● **PROBLEM TO SOLVE**
Each record below is to be copied word for word, with pictures removed.

● **SUPPLIED MATERIAL**
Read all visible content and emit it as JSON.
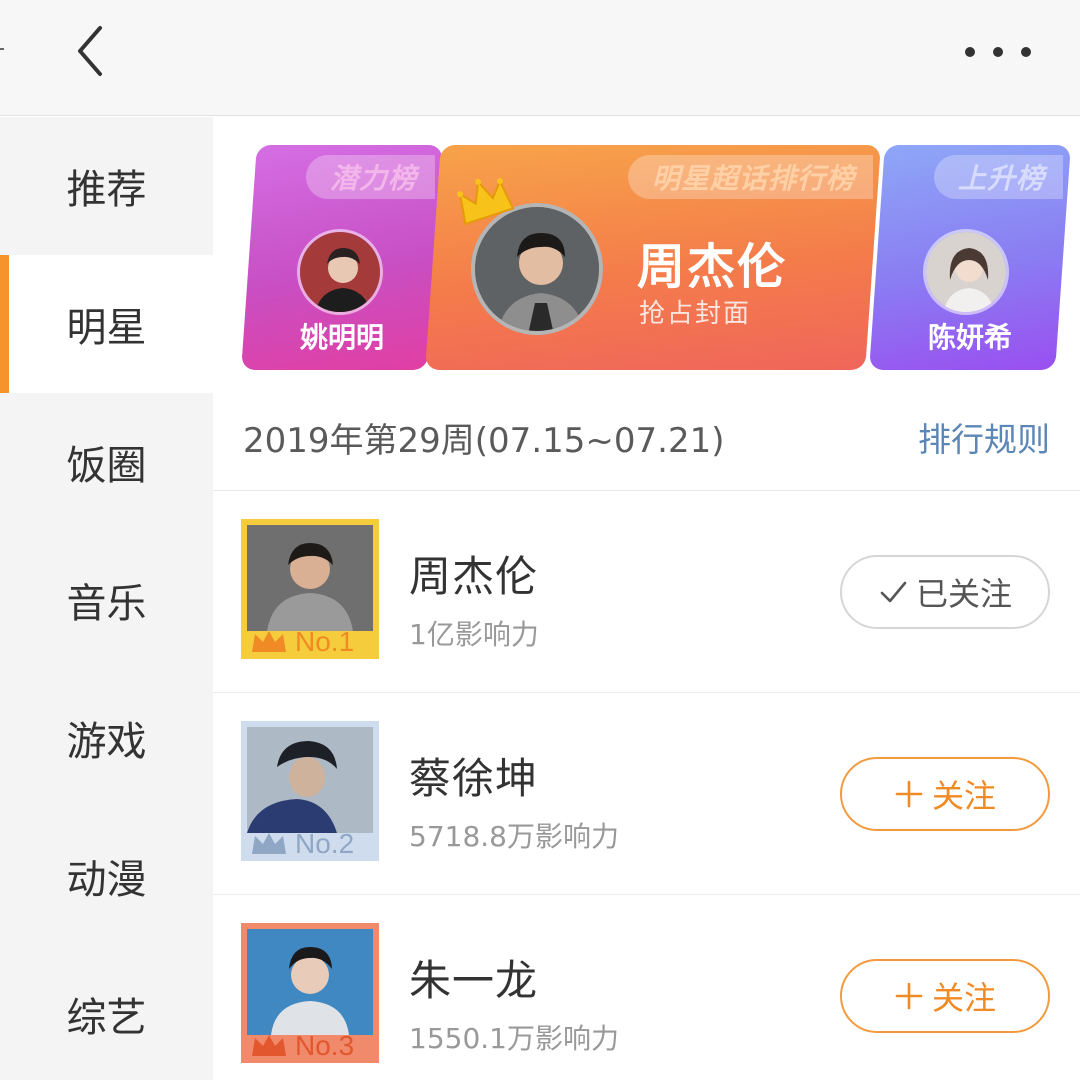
{
  "nav": {
    "back_icon": "chevron-left-icon",
    "more_icon": "more-dots-icon"
  },
  "sidebar": {
    "active_index": 1,
    "accent_color": "#f7932d",
    "items": [
      {
        "label": "推荐"
      },
      {
        "label": "明星"
      },
      {
        "label": "饭圈"
      },
      {
        "label": "音乐"
      },
      {
        "label": "游戏"
      },
      {
        "label": "动漫"
      },
      {
        "label": "综艺"
      }
    ]
  },
  "banner": {
    "left": {
      "tag": "潜力榜",
      "name": "姚明明"
    },
    "center": {
      "tag": "明星超话排行榜",
      "name": "周杰伦",
      "subtitle": "抢占封面"
    },
    "right": {
      "tag": "上升榜",
      "name": "陈妍希"
    }
  },
  "week": {
    "label": "2019年第29周(07.15~07.21)",
    "rules_link": "排行规则"
  },
  "ranking": [
    {
      "rank_label": "No.1",
      "name": "周杰伦",
      "influence": "1亿影响力",
      "button": "已关注",
      "followed": true,
      "frame_color": "#f5cd3c",
      "crown_color": "#f08a24"
    },
    {
      "rank_label": "No.2",
      "name": "蔡徐坤",
      "influence": "5718.8万影响力",
      "button": "关注",
      "followed": false,
      "frame_color": "#cfdcee",
      "crown_color": "#8fa7c4"
    },
    {
      "rank_label": "No.3",
      "name": "朱一龙",
      "influence": "1550.1万影响力",
      "button": "关注",
      "followed": false,
      "frame_color": "#f08a6a",
      "crown_color": "#e2572d"
    }
  ]
}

● **RESPONSE**
Read all visible content and emit it as JSON.
{
  "nav": {
    "back_icon": "chevron-left-icon",
    "more_icon": "more-dots-icon"
  },
  "sidebar": {
    "active_index": 1,
    "accent_color": "#f7932d",
    "items": [
      {
        "label": "推荐"
      },
      {
        "label": "明星"
      },
      {
        "label": "饭圈"
      },
      {
        "label": "音乐"
      },
      {
        "label": "游戏"
      },
      {
        "label": "动漫"
      },
      {
        "label": "综艺"
      }
    ]
  },
  "banner": {
    "left": {
      "tag": "潜力榜",
      "name": "姚明明"
    },
    "center": {
      "tag": "明星超话排行榜",
      "name": "周杰伦",
      "subtitle": "抢占封面"
    },
    "right": {
      "tag": "上升榜",
      "name": "陈妍希"
    }
  },
  "week": {
    "label": "2019年第29周(07.15~07.21)",
    "rules_link": "排行规则"
  },
  "ranking": [
    {
      "rank_label": "No.1",
      "name": "周杰伦",
      "influence": "1亿影响力",
      "button": "已关注",
      "followed": true,
      "frame_color": "#f5cd3c",
      "crown_color": "#f08a24"
    },
    {
      "rank_label": "No.2",
      "name": "蔡徐坤",
      "influence": "5718.8万影响力",
      "button": "关注",
      "followed": false,
      "frame_color": "#cfdcee",
      "crown_color": "#8fa7c4"
    },
    {
      "rank_label": "No.3",
      "name": "朱一龙",
      "influence": "1550.1万影响力",
      "button": "关注",
      "followed": false,
      "frame_color": "#f08a6a",
      "crown_color": "#e2572d"
    }
  ]
}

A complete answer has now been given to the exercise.